CBU researchers Ian Charest and Nikolaus Kriegeskorte have just published a study which introduces the novel approach of individual representational similarity analysis based on neuroimaging data. In order to reveal the representations of personally meaningful objects in individual brains, each participant viewed photos from their personal lives alongside unfamiliar photos while in a magnetic resonance imaging (MRI) scanner.
For each object, they measured a brain-activity pattern representing that object. The similarity of the brain-activity patterns reflected judgments of similarities among the objects. They then compared the brain-activity similarities between subjects and found significant differences. Individual idiosyncrasies in brain-representational similarities reflected individual idiosyncrasies in similarity judgments, supporting the conclusion that the brain representational differences matter for brain function and subjective experience.

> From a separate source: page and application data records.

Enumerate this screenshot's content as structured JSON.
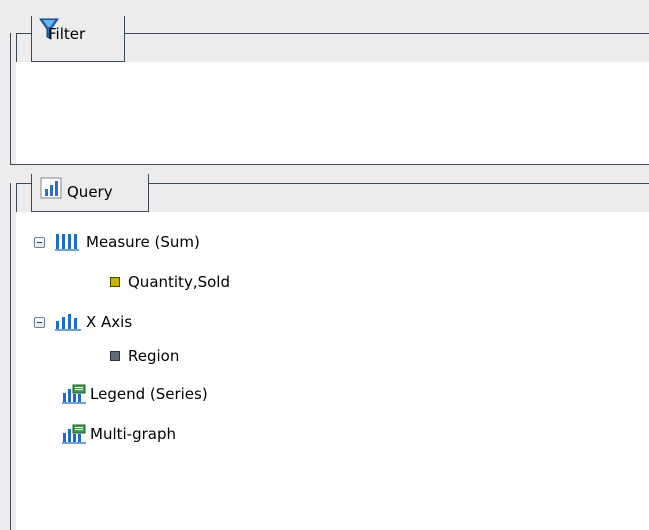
{
  "filter_panel": {
    "title": "Filter",
    "icon": "funnel-icon"
  },
  "query_panel": {
    "title": "Query",
    "icon": "bar-chart-icon",
    "tree": {
      "measure": {
        "label": "Measure (Sum)",
        "icon": "measure-bars-icon",
        "expanded": true
      },
      "quantity_sold": {
        "label": "Quantity,Sold",
        "icon": "numeric-field-icon",
        "color": "#c9b400"
      },
      "x_axis": {
        "label": "X Axis",
        "icon": "axis-bars-icon",
        "expanded": true
      },
      "region": {
        "label": "Region",
        "icon": "dimension-field-icon",
        "color": "#5f6b7a"
      },
      "legend": {
        "label": "Legend (Series)",
        "icon": "legend-chart-icon"
      },
      "multigraph": {
        "label": "Multi-graph",
        "icon": "multigraph-chart-icon"
      }
    }
  }
}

This paper links subjective experience to brain representations at a novel level of specificity: where every particular object and every individual is treated as a unique entity. Relating mind and brain is of broad interest and this study opens up a new dimension for basic and clinical research. Linking individual experience to individual brain representations might prove useful in understanding the altered subjective worlds of mental health patients, including conditions whose neuronal underpinnings have so far been elusive. Future studies using individual representational similarity analysis with clinical populations will be needed to assess the degree to which imaging can help characterise the biological underpinnings of the atypical subjective experience characteristic of a particular individual with a clinical diagnosis. This might help us understand an individual’s disorder as a unique point in a multidimensional space, and to track this point over time in the context of therapeutic interventions.
Paper entitled “Unique semantic space in the brain of each beholder predicts perceived similarity”, published in Proceedings of the National Academy of Sciences (online 22th of September) – see here .